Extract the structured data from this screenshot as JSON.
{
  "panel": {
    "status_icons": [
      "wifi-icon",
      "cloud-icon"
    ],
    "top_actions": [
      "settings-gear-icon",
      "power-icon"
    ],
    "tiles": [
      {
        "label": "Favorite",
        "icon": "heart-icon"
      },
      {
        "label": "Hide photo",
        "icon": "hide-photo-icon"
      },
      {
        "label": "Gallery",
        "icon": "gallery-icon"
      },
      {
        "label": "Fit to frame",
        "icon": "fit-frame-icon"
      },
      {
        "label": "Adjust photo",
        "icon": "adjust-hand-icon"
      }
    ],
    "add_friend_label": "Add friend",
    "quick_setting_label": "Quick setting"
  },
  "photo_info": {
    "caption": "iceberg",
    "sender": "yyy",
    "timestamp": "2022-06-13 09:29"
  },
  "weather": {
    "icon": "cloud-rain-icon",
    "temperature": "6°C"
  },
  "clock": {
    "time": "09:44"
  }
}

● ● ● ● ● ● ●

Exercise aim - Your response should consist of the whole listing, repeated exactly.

Finished task -
Extract the structured data from this screenshot as JSON.
{
  "panel": {
    "status_icons": [
      "wifi-icon",
      "cloud-icon"
    ],
    "top_actions": [
      "settings-gear-icon",
      "power-icon"
    ],
    "tiles": [
      {
        "label": "Favorite",
        "icon": "heart-icon"
      },
      {
        "label": "Hide photo",
        "icon": "hide-photo-icon"
      },
      {
        "label": "Gallery",
        "icon": "gallery-icon"
      },
      {
        "label": "Fit to frame",
        "icon": "fit-frame-icon"
      },
      {
        "label": "Adjust photo",
        "icon": "adjust-hand-icon"
      }
    ],
    "add_friend_label": "Add friend",
    "quick_setting_label": "Quick setting"
  },
  "photo_info": {
    "caption": "iceberg",
    "sender": "yyy",
    "timestamp": "2022-06-13 09:29"
  },
  "weather": {
    "icon": "cloud-rain-icon",
    "temperature": "6°C"
  },
  "clock": {
    "time": "09:44"
  }
}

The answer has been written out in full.